> **Description of the task**
Filter out all lines without the word "home" from the data below, please, and copy the rest.

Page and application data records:
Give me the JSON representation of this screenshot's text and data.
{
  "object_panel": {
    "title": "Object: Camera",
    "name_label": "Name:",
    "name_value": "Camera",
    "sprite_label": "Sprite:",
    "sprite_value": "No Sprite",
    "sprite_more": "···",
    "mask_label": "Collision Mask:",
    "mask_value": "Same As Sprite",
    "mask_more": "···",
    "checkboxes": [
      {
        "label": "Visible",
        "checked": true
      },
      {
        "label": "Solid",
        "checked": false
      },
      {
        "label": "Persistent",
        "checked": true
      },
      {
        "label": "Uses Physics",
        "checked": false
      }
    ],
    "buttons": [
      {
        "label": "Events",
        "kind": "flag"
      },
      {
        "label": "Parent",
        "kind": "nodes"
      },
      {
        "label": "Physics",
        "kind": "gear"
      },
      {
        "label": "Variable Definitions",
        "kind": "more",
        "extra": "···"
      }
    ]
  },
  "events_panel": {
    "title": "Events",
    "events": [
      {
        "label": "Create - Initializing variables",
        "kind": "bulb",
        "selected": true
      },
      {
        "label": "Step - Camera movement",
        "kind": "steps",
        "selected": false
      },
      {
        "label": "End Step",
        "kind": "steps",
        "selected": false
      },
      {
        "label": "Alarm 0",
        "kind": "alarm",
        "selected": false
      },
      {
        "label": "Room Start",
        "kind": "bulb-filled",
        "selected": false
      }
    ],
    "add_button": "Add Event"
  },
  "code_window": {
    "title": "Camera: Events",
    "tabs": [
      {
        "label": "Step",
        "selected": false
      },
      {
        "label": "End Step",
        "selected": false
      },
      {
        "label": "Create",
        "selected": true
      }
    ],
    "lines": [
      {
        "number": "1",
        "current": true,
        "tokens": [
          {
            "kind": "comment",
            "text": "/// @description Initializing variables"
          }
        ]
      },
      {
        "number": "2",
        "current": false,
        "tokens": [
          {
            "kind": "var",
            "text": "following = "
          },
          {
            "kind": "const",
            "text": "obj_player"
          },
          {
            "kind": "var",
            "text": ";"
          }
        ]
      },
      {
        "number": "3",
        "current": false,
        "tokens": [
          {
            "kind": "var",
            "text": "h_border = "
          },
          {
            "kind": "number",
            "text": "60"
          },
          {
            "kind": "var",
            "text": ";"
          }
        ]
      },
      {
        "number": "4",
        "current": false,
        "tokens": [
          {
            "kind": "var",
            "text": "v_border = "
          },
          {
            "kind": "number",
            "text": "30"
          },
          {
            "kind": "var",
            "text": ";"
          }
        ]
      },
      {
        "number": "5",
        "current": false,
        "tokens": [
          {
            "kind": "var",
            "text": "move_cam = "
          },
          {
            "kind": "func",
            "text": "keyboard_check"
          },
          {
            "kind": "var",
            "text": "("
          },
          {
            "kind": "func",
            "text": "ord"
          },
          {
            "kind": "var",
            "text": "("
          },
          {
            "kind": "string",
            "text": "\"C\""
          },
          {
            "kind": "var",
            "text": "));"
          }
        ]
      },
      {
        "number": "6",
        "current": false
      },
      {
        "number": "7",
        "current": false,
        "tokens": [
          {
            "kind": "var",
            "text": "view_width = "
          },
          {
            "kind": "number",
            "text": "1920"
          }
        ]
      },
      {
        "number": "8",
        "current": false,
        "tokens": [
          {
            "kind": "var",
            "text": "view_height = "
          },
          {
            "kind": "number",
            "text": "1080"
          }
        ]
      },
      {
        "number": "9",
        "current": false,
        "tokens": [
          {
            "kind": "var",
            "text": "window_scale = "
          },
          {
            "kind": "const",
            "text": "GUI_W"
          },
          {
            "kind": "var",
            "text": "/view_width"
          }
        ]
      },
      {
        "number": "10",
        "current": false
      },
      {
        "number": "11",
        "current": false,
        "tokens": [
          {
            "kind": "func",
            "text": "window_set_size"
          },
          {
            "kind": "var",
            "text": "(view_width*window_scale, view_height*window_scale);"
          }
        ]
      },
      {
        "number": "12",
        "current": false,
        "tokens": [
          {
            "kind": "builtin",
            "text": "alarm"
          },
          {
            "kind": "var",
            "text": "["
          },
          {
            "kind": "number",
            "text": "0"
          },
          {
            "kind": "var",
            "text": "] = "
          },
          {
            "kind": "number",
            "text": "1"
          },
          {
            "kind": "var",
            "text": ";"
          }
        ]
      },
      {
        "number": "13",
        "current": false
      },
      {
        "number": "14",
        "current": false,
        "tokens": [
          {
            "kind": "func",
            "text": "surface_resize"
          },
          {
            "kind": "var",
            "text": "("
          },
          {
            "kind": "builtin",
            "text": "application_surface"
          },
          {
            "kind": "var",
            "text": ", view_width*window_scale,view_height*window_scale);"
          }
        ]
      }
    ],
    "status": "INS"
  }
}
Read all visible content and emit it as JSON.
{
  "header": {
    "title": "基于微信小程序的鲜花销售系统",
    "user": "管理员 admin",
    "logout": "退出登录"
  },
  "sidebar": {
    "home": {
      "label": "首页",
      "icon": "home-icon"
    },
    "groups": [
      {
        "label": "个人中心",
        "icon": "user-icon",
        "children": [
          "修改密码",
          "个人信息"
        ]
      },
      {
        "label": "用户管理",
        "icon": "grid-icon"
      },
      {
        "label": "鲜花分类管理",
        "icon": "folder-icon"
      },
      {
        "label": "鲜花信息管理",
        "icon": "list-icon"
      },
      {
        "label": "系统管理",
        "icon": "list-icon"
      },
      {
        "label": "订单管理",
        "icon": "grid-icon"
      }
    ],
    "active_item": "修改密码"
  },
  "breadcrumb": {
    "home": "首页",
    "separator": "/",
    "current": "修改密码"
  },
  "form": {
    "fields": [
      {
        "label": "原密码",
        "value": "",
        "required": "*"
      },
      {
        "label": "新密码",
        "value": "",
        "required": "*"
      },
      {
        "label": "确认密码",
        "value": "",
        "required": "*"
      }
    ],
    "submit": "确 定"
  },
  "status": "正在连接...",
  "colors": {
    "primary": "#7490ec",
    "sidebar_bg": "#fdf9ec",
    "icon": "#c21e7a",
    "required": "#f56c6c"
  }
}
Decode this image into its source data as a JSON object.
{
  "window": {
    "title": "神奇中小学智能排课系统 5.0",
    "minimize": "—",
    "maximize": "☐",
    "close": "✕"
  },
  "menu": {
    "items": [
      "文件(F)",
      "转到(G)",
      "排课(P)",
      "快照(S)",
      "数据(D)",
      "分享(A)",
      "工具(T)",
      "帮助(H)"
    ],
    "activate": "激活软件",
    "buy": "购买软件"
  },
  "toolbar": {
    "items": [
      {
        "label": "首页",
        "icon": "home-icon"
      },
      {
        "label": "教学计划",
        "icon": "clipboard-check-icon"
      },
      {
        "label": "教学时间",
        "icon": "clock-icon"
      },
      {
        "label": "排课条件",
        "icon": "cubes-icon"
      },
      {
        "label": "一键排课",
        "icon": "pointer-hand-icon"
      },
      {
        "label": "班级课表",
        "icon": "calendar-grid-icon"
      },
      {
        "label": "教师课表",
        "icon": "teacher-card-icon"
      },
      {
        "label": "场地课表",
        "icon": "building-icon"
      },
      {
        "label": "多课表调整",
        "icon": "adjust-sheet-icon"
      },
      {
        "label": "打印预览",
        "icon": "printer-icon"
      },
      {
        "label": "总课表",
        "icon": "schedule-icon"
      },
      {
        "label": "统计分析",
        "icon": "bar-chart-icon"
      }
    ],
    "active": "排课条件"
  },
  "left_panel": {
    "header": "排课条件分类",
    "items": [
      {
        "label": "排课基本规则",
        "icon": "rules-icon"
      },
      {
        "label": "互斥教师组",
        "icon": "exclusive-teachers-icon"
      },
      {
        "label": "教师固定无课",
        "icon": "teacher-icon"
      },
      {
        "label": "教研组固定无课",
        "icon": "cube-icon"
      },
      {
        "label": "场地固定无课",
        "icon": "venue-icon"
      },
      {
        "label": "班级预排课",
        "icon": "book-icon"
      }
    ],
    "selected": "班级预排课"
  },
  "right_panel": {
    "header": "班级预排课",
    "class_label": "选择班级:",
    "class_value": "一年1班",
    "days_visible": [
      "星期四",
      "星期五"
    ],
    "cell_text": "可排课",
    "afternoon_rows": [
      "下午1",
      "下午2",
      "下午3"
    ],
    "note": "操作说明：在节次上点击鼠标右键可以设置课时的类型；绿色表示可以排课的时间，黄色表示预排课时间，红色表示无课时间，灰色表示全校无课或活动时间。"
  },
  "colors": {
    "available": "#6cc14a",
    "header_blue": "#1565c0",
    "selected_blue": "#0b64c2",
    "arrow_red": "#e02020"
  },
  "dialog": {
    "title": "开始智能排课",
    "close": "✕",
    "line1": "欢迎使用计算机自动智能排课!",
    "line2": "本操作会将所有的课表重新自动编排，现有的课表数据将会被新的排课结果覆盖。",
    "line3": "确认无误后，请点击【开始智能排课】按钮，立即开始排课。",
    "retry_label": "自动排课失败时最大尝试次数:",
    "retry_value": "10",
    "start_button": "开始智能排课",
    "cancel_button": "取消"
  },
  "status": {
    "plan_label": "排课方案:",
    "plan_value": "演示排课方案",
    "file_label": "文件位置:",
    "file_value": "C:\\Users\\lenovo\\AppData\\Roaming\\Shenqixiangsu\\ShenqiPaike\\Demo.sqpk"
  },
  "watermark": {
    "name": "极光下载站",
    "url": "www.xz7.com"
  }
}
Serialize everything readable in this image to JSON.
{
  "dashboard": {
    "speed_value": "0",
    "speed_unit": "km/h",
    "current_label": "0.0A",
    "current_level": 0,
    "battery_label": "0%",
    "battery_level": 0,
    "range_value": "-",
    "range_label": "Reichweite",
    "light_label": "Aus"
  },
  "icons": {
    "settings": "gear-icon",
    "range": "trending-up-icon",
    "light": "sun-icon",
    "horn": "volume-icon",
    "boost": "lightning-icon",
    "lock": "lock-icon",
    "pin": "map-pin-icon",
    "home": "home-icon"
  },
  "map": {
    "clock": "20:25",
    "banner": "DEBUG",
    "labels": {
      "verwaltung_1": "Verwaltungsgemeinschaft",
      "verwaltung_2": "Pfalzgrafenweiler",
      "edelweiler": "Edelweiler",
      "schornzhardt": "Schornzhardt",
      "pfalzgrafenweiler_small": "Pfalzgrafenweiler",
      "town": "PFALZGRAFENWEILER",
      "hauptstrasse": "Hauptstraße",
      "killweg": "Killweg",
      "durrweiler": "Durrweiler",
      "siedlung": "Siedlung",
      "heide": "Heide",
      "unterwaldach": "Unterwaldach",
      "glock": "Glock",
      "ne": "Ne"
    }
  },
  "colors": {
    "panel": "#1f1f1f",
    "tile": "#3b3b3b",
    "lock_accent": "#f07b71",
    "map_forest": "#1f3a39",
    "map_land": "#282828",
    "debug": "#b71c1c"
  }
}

> **Your solution**
    "home": {
      "icon": "home-icon"
    "home": "首页",
        "icon": "home-icon"
    "home": "home-icon"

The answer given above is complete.